• Complex

• Simple





Below 90ºF (32ºC) shivering stops

Below 86ºF (30ºC) consciousness is lost


Below 82ºF




Vital signs reduced or absent

Severe risk of mechanically stimulated ventricular fibrillation

(VF) (rough handling)

Below 77ºF



Spontaneous ventricular fibrillation (VF)

Cardiac arrest



  • If there is no way to get to a medical facility within 30 minutes, a mildly hypothermic person should be rewarmed as follows. Shivering is a very effective process especially when well insulated. Shivering should be fueled by calorie replacement with fluids containing sugars. The sugar content is actually more important than the heat in warm liquids. Make sure that the person is capable of ingesting liquids without aspirating. Alcohol and tobacco use should not be permitted because they constrict blood flow.

  • External heat can be applied to high heat transfer areas such as the underarms and sides of the chest. Active heating of the skin is beneficial as it increases comfort, preserves energy stores and reduces cardiovascular stress

  • Light exercise such as walking produces heat but should only be attempted after a mildly hypothermic person is dry, has had calorie replacement and has been stable for at least 30 minutes. A warm shower or bath may be tolerated by an individual that is alert and mobile. However, this could be fatal to a moderate to severely hypothermic person and should be avoided in this case.

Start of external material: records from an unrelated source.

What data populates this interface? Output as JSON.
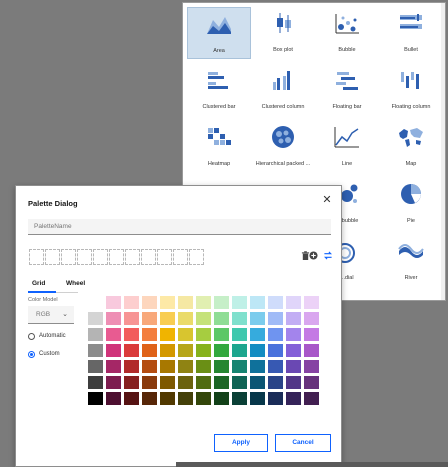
{
  "chart_gallery": {
    "tiles": [
      {
        "label": "Area",
        "icon": "area-chart-icon",
        "selected": true
      },
      {
        "label": "Box plot",
        "icon": "box-plot-icon"
      },
      {
        "label": "Bubble",
        "icon": "bubble-chart-icon"
      },
      {
        "label": "Bullet",
        "icon": "bullet-chart-icon"
      },
      {
        "label": "Clustered bar",
        "icon": "clustered-bar-icon"
      },
      {
        "label": "Clustered column",
        "icon": "clustered-column-icon"
      },
      {
        "label": "Floating bar",
        "icon": "floating-bar-icon"
      },
      {
        "label": "Floating column",
        "icon": "floating-column-icon"
      },
      {
        "label": "Heatmap",
        "icon": "heatmap-icon"
      },
      {
        "label": "Hierarchical packed ...",
        "icon": "packed-bubble-icon"
      },
      {
        "label": "Line",
        "icon": "line-chart-icon"
      },
      {
        "label": "Map",
        "icon": "map-icon"
      },
      {
        "label": "",
        "icon": "table-icon"
      },
      {
        "label": "",
        "icon": "scatter-icon"
      },
      {
        "label": "... bubble",
        "icon": "packed-circles-icon"
      },
      {
        "label": "Pie",
        "icon": "pie-chart-icon"
      },
      {
        "label": "",
        "icon": "blank-icon"
      },
      {
        "label": "",
        "icon": "blank-icon"
      },
      {
        "label": "...dial",
        "icon": "radial-icon"
      },
      {
        "label": "River",
        "icon": "river-icon"
      },
      {
        "label": "",
        "icon": "blank-icon"
      },
      {
        "label": "",
        "icon": "blank-icon"
      },
      {
        "label": "",
        "icon": "radial-partial-icon"
      },
      {
        "label": "",
        "icon": "spline-icon"
      }
    ]
  },
  "dialog": {
    "title": "Palette Dialog",
    "close_icon": "close-icon",
    "name_input": {
      "value": "",
      "placeholder": "PaletteName"
    },
    "slot_count": 11,
    "icons": {
      "trash": "trash-icon",
      "add": "add-circle-icon",
      "swap": "swap-icon"
    },
    "tabs": [
      {
        "label": "Grid",
        "active": true
      },
      {
        "label": "Wheel",
        "active": false
      }
    ],
    "color_model_label": "Color Model",
    "color_model_value": "RGB",
    "radios": [
      {
        "label": "Automatic",
        "checked": false
      },
      {
        "label": "Custom",
        "checked": true
      }
    ],
    "apply_label": "Apply",
    "cancel_label": "Cancel",
    "palette_columns": [
      [
        "#ffffff",
        "#d4d4d4",
        "#b4b4b4",
        "#8c8c8c",
        "#666666",
        "#3d3d3d",
        "#000000"
      ],
      [
        "#f8c9dd",
        "#ee8eb4",
        "#e85b91",
        "#d0347a",
        "#a52766",
        "#7d1c4f",
        "#4d0f30"
      ],
      [
        "#fdcece",
        "#f79494",
        "#f25c5c",
        "#da3b3b",
        "#b12a2a",
        "#861f1f",
        "#561313"
      ],
      [
        "#fdd6bd",
        "#f8a87a",
        "#f37e3e",
        "#df6218",
        "#b44c10",
        "#893a0c",
        "#572607"
      ],
      [
        "#fde9a6",
        "#f8cd52",
        "#f0b400",
        "#d39800",
        "#a87800",
        "#7e5900",
        "#513900"
      ],
      [
        "#f5e8a3",
        "#eadb6a",
        "#d8c52f",
        "#b6a619",
        "#8f8313",
        "#6b620e",
        "#444009"
      ],
      [
        "#e1efb1",
        "#c5e27a",
        "#a6cd40",
        "#86b21d",
        "#6a8f15",
        "#506c10",
        "#33460a"
      ],
      [
        "#c6efc8",
        "#8fdd95",
        "#5cc766",
        "#33a83e",
        "#268630",
        "#1c6524",
        "#124118"
      ],
      [
        "#bff0e7",
        "#7fe0cd",
        "#3fc8ad",
        "#1da68e",
        "#168471",
        "#106455",
        "#0a4036"
      ],
      [
        "#bde7f6",
        "#7bcced",
        "#36abdd",
        "#148dc2",
        "#0f719b",
        "#0b5574",
        "#07374a"
      ],
      [
        "#cfdcfb",
        "#a0bbf7",
        "#6f94f0",
        "#4a72dc",
        "#3759b3",
        "#294387",
        "#1a2c58"
      ],
      [
        "#e0d5fa",
        "#c2adf4",
        "#a384ec",
        "#8460d8",
        "#6a48b3",
        "#513687",
        "#352359"
      ],
      [
        "#ecd2f7",
        "#d9a6ef",
        "#c47ae4",
        "#a857c9",
        "#8642a3",
        "#66317c",
        "#421f51"
      ]
    ]
  }
}
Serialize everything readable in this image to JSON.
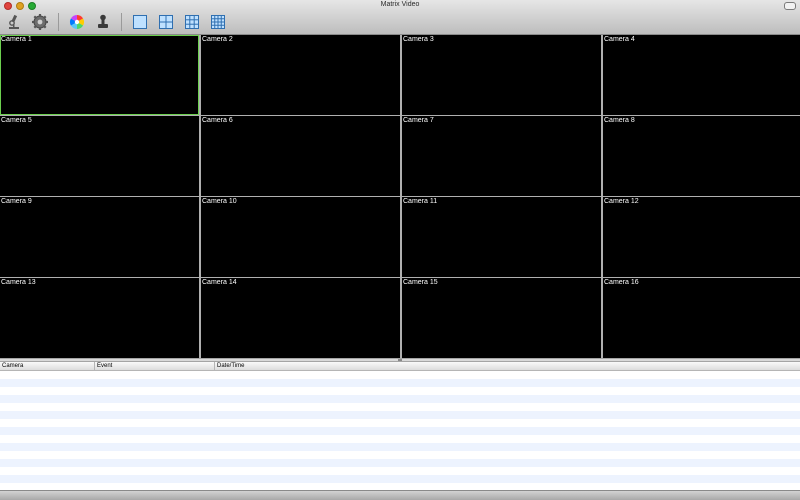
{
  "window": {
    "title": "Matrix Video"
  },
  "toolbar": {
    "items": [
      {
        "icon": "microscope-icon"
      },
      {
        "icon": "gear-icon"
      },
      {
        "icon": "color-wheel-icon"
      },
      {
        "icon": "stamp-icon"
      },
      {
        "icon": "layout-1x1-icon"
      },
      {
        "icon": "layout-2x2-icon"
      },
      {
        "icon": "layout-3x3-icon"
      },
      {
        "icon": "layout-4x4-icon"
      }
    ]
  },
  "cameras": [
    "Camera 1",
    "Camera 2",
    "Camera 3",
    "Camera 4",
    "Camera 5",
    "Camera 6",
    "Camera 7",
    "Camera 8",
    "Camera 9",
    "Camera 10",
    "Camera 11",
    "Camera 12",
    "Camera 13",
    "Camera 14",
    "Camera 15",
    "Camera 16"
  ],
  "selected_camera": "Camera 1",
  "events_table": {
    "columns": [
      "Camera",
      "Event",
      "Date/Time"
    ],
    "rows": []
  },
  "colors": {
    "selection": "#6cd04f",
    "row_stripe": "#edf3fe",
    "tile_bg": "#000000"
  }
}
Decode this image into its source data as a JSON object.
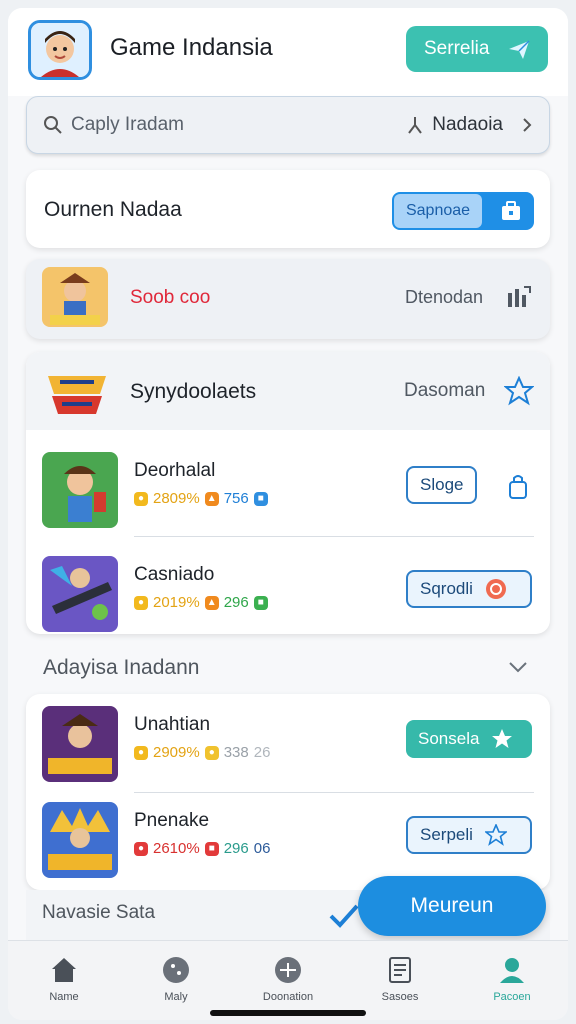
{
  "header": {
    "app_title": "Game Indansia",
    "action_label": "Serrelia"
  },
  "search": {
    "placeholder": "Caply Iradam",
    "location": "Nadaoia"
  },
  "owner": {
    "name": "Ournen Nadaa",
    "toggle_label": "Sapnoae"
  },
  "promo": {
    "title": "Soob coo",
    "right_label": "Dtenodan"
  },
  "list": {
    "header_title": "Synydoolaets",
    "header_right": "Dasoman",
    "items": [
      {
        "title": "Deorhalal",
        "s1": "2809%",
        "s2": "756",
        "button": "Sloge"
      },
      {
        "title": "Casniado",
        "s1": "2019%",
        "s2": "296",
        "button": "Sqrodli"
      }
    ]
  },
  "section": {
    "title": "Adayisa Inadann"
  },
  "list2": {
    "items": [
      {
        "title": "Unahtian",
        "s1": "2909%",
        "s2": "338",
        "s3": "26",
        "button": "Sonsela"
      },
      {
        "title": "Pnenake",
        "s1": "2610%",
        "s2": "296",
        "s3": "06",
        "button": "Serpeli"
      }
    ]
  },
  "section2": {
    "title": "Navasie Sata"
  },
  "fab": {
    "label": "Meureun"
  },
  "nav": [
    {
      "label": "Name",
      "icon": "home-icon"
    },
    {
      "label": "Maly",
      "icon": "circle-icon"
    },
    {
      "label": "Doonation",
      "icon": "compass-icon"
    },
    {
      "label": "Sasoes",
      "icon": "document-icon"
    },
    {
      "label": "Pacoen",
      "icon": "profile-icon"
    }
  ],
  "colors": {
    "accent_teal": "#36b9aa",
    "accent_blue": "#1d8ee0",
    "promo_red": "#e0283a"
  }
}
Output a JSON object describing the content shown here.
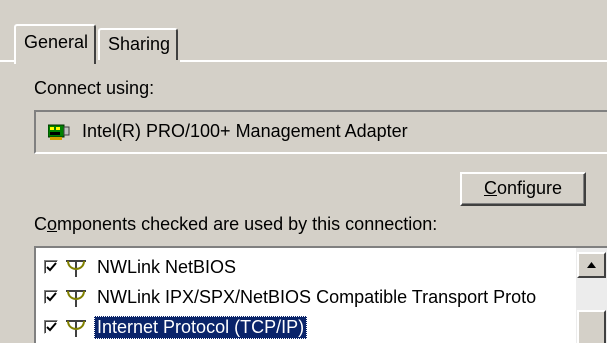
{
  "tabs": [
    {
      "label": "General",
      "active": true
    },
    {
      "label": "Sharing",
      "active": false
    }
  ],
  "connect_using_label": "Connect using:",
  "adapter": {
    "name": "Intel(R) PRO/100+ Management Adapter",
    "icon": "network-adapter-icon"
  },
  "configure_button": {
    "mnemonic": "C",
    "rest": "onfigure"
  },
  "components_label": {
    "pre": "C",
    "mnemonic": "o",
    "rest": "mponents checked are used by this connection:"
  },
  "components": [
    {
      "label": "NWLink NetBIOS",
      "checked": true,
      "selected": false,
      "icon": "protocol-icon"
    },
    {
      "label": "NWLink IPX/SPX/NetBIOS Compatible Transport Proto",
      "checked": true,
      "selected": false,
      "icon": "protocol-icon"
    },
    {
      "label": "Internet Protocol (TCP/IP)",
      "checked": true,
      "selected": true,
      "icon": "protocol-icon"
    }
  ],
  "colors": {
    "face": "#d4d0c8",
    "selection": "#0a246a",
    "window": "#ffffff"
  }
}
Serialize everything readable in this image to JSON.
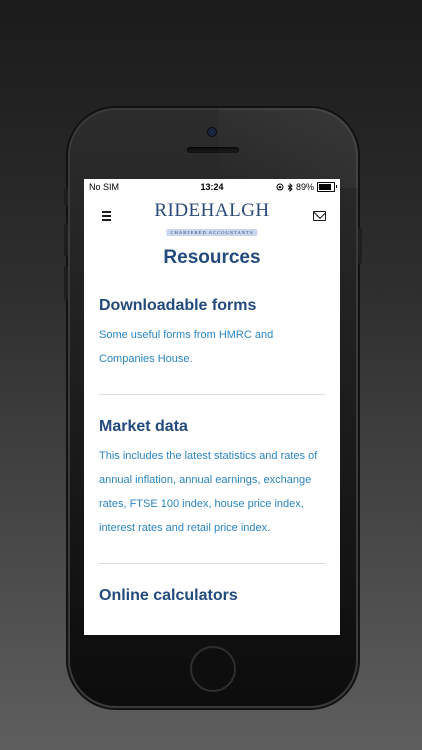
{
  "status_bar": {
    "carrier": "No SIM",
    "time": "13:24",
    "battery_percent": "89%",
    "battery_level": 0.89
  },
  "header": {
    "logo_name": "RIDEHALGH",
    "logo_subtitle": "CHARTERED ACCOUNTANTS"
  },
  "page": {
    "title": "Resources"
  },
  "sections": [
    {
      "title": "Downloadable forms",
      "description": "Some useful forms from HMRC and Companies House."
    },
    {
      "title": "Market data",
      "description": "This includes the latest statistics and rates of annual inflation, annual earnings, exchange rates, FTSE 100 index, house price index, interest rates and retail price index."
    },
    {
      "title": "Online calculators"
    }
  ],
  "colors": {
    "heading": "#234a7c",
    "link_text": "#2b85c4",
    "logo": "#2a4a7a"
  }
}
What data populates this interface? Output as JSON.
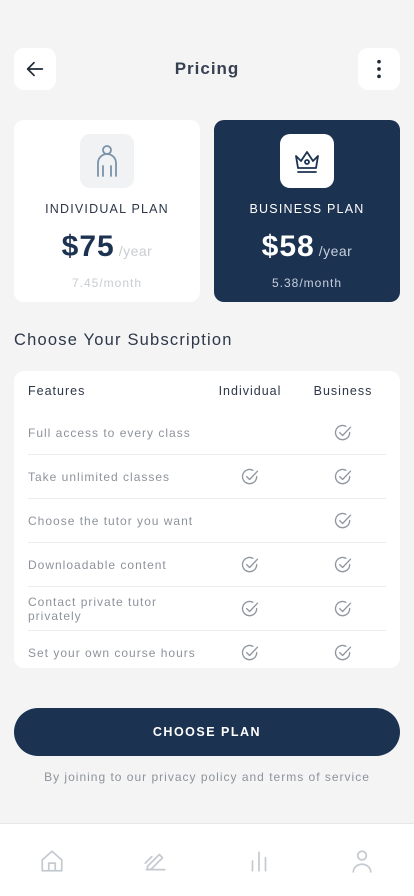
{
  "header": {
    "title": "Pricing",
    "back_icon": "arrow-left-icon",
    "menu_icon": "more-vertical-icon"
  },
  "plans": [
    {
      "name": "INDIVIDUAL PLAN",
      "price": "$75",
      "period": "/year",
      "monthly": "7.45/month",
      "icon": "person-icon",
      "selected": false
    },
    {
      "name": "BUSINESS PLAN",
      "price": "$58",
      "period": "/year",
      "monthly": "5.38/month",
      "icon": "crown-icon",
      "selected": true
    }
  ],
  "section_title": "Choose Your Subscription",
  "features_table": {
    "headers": [
      "Features",
      "Individual",
      "Business"
    ],
    "rows": [
      {
        "feature": "Full access to every class",
        "individual": false,
        "business": true
      },
      {
        "feature": "Take unlimited classes",
        "individual": true,
        "business": true
      },
      {
        "feature": "Choose the tutor you want",
        "individual": false,
        "business": true
      },
      {
        "feature": "Downloadable content",
        "individual": true,
        "business": true
      },
      {
        "feature": "Contact private tutor privately",
        "individual": true,
        "business": true
      },
      {
        "feature": "Set your own course hours",
        "individual": true,
        "business": true
      }
    ]
  },
  "cta_label": "CHOOSE PLAN",
  "terms_text": "By joining to our privacy policy and terms of service",
  "tabbar": [
    "home-icon",
    "edit-icon",
    "chart-icon",
    "profile-icon"
  ],
  "colors": {
    "primary": "#1c3251",
    "background": "#f4f4f5",
    "check": "#8f96a1"
  }
}
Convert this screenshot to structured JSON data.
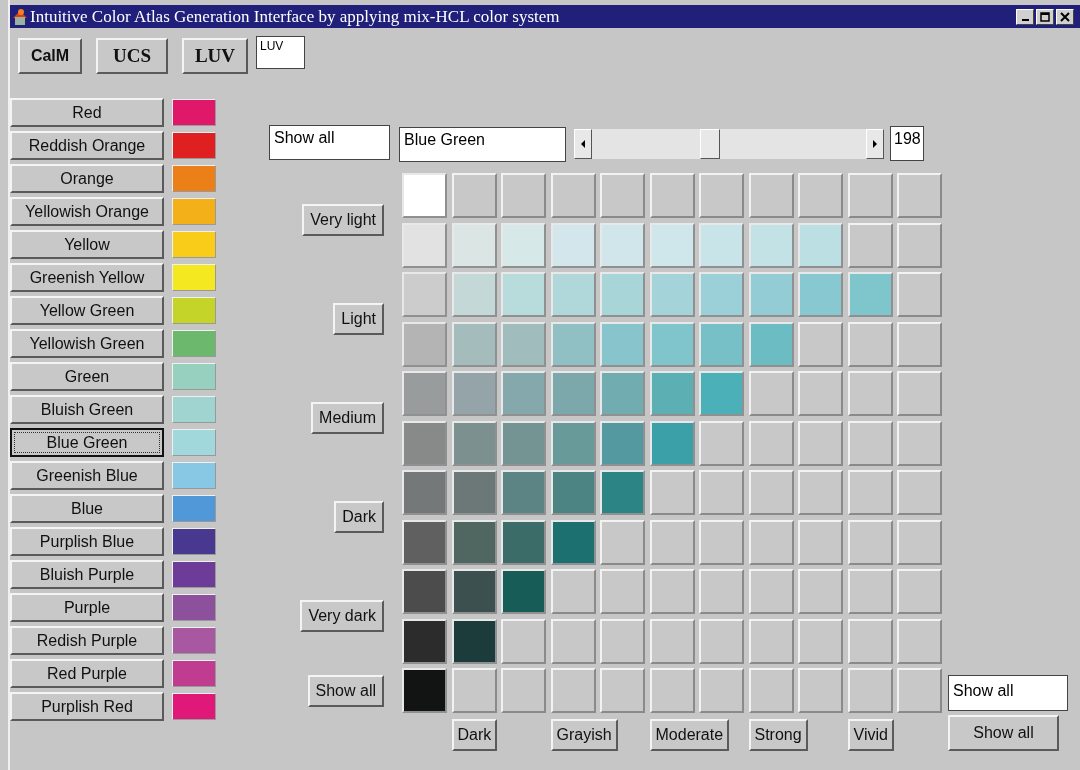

  • This is a serious medical emergency requiring proper handling and treatment and in severe cases, immediate transport to a medical facility. There are some specific things you can do to help stabilize the individual prior to the arrival of paramedics.

  • Great care must be taken in handling a moderate or severely hypothermic person. Extraction from the water must be as gentle as possible to avoid precipitating ventricular fibrillation. Arms, hands, feet and legs should not be rubbed or manipulated. The person should be placed n a horizontal position and wet clothing should be gently removed and the body insulated as best as possible using dry blankets, clothing or other protective materials. If shelter is available, keep the person protected from the elements and insulated from the cold ground or snow using sleeping bags, clothing, back packs or even evergreen boughs.

  • If vital signs are present, the person should be rewarmed as previously described but not allowed to sit or stand until rewarmed. Under no circumstances should the person be placed in a warm shower or bath, no oral fluids or food should be given and no attempts shoud be made to rewarm with exercise, including walking.

  • In any hypothermic individual, core body temperature continues to decrease after rescue. It is called 'afterdrop' and may last many hours in a moderate to severely hypothermic person when no shivering is present and metabolic heat production may be only 50 percent of normal. Even gradual warming of the heart will help avoid cardiac arrest and ventricular fibrillation.



Dr. Giesbrecht has a really good site dedicated to this film at Cold Water Boot Camp